The problem
In the records below, tally every line containing "folder". Report only the total.

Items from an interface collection
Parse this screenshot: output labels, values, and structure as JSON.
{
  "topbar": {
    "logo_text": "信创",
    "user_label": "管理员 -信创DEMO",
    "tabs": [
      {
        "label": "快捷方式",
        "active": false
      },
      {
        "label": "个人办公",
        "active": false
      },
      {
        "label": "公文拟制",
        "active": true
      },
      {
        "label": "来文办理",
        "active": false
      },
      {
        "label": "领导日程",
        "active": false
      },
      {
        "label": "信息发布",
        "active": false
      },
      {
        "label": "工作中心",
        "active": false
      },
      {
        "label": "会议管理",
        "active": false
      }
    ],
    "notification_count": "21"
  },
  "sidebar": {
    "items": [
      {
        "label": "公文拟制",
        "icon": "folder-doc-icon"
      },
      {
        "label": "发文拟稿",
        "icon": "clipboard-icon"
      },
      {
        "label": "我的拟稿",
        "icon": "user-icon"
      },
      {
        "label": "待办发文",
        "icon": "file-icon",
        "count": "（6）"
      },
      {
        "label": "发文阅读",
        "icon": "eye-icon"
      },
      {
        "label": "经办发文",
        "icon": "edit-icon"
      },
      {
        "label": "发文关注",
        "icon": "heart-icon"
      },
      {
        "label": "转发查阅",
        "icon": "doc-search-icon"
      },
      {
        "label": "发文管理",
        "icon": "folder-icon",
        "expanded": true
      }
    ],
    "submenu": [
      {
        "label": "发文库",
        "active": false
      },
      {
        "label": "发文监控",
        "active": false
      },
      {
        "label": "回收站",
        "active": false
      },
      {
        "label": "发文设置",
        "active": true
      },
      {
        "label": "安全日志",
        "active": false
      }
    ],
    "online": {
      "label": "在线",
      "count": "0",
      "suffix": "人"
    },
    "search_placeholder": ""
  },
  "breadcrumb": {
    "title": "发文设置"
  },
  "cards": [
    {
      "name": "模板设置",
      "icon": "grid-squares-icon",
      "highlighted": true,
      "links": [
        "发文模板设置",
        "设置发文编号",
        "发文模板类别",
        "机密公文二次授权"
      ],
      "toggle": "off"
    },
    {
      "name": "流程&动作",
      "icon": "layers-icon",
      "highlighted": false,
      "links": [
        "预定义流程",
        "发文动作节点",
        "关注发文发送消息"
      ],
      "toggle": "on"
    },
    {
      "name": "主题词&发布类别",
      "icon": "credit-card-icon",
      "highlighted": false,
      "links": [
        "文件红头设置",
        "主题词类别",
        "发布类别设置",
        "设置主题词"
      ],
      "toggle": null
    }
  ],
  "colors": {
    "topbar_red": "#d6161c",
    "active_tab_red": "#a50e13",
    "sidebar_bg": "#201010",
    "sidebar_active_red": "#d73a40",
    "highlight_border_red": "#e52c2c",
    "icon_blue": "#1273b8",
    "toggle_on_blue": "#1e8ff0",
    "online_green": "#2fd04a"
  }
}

Answer to this exercise
2